And so we celebrate on…
To me, these continual parties feel like every time we come in town – Mark’s family and friends throwing cookouts left and right. So thankfully, a cookout at home on day three.
Today we enjoyed…drumroll…more meat! Lots of cuts of meat and yummy salads. Oh and did I mention the drinks? This no longer surprises me, but there was a point in time – probably when Mark and I were first dating – when I could never imagine the amount of casual drinks a Chilean could put back (and yes, without becoming ass-to-the-ceiling drunk).
Let me give you a theoretical example. An asado begins with a beer or a pisco sour (a deceptively delicious lemony cocktail). While the meat is on the grill, I am typically offered another beer or pisco sour at least three times. At the start of a meal, we may toast with another drink entirely – let’s say champagne. Then with the meal, more beers and now wine as well. Afterwards, I am offered more wine or perhaps I’d like a whiskey? Needless to say, at this point, I’m usually all about the coffee.
Toasting with Cristian C
A tasty honey beer
Guess who’s at the grill again today? That’s right…Mark.
We were joined by our neighbors, Rodrigo and Daniela and their three boys.
FUN FACT: Rodrigo shared with me that September 18th wasn’t actually the day that Chile won its independence from Spain. That happened back on February 12th. So what was so important about the 18th? Well, that was the day (in 1810) that the whole war for Independence thing started and on February 12th (of 1818), the declaration was issued. Those stubborn conquistadors, however, refused to recognize Chile’s independence officially until 1844. The government selected the day of the 18th to celebrate the country’s independence, and the 19th to celebrate the military.
My full plate.
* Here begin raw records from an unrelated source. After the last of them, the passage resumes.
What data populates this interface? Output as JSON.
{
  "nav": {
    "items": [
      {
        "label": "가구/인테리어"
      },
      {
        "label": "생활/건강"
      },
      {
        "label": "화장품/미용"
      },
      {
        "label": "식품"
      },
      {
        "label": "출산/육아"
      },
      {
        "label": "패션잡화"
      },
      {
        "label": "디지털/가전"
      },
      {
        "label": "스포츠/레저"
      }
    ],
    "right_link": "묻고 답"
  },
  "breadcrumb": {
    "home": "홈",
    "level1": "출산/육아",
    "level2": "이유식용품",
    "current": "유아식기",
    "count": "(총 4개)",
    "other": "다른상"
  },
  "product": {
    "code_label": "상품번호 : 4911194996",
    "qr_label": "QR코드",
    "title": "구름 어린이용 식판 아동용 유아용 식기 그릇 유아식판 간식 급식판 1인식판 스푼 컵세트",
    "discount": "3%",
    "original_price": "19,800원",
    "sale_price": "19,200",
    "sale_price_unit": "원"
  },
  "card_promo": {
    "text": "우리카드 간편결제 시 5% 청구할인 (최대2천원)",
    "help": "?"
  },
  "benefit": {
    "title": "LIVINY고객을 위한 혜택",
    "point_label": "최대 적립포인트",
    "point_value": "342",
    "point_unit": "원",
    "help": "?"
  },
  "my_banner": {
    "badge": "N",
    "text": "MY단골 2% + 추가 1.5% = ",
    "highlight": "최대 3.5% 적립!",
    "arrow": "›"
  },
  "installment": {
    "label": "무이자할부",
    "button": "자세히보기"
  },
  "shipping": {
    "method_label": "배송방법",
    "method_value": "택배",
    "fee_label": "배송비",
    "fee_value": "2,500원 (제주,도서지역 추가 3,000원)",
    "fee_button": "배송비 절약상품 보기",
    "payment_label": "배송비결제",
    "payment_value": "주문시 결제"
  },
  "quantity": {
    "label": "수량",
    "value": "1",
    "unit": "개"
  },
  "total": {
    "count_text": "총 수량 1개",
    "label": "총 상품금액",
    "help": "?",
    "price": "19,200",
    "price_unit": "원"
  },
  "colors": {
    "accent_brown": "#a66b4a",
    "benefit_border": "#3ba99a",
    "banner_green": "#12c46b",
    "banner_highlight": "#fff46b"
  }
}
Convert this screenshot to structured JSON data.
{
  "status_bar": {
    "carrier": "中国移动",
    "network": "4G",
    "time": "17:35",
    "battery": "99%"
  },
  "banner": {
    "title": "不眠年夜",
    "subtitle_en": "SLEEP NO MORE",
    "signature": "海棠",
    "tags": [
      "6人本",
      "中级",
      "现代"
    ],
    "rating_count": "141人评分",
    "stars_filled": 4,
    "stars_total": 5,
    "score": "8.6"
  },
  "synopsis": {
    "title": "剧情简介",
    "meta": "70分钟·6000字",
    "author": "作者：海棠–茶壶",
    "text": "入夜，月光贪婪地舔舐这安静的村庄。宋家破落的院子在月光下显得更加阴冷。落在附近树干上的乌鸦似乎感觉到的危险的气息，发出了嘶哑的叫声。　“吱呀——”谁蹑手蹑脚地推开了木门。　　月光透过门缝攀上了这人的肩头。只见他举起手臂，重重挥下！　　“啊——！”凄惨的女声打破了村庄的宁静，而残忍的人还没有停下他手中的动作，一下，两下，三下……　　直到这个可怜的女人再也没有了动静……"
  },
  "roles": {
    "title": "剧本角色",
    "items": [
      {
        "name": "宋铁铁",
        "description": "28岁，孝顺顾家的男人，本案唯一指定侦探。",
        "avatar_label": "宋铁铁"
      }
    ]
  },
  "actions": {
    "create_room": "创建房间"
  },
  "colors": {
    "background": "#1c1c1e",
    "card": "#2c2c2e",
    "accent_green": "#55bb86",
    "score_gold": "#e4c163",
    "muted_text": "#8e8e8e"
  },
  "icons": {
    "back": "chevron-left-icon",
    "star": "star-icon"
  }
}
Can we say satisfecho!
To see what transpired on the other days of celebrating Independence in Chile, go here: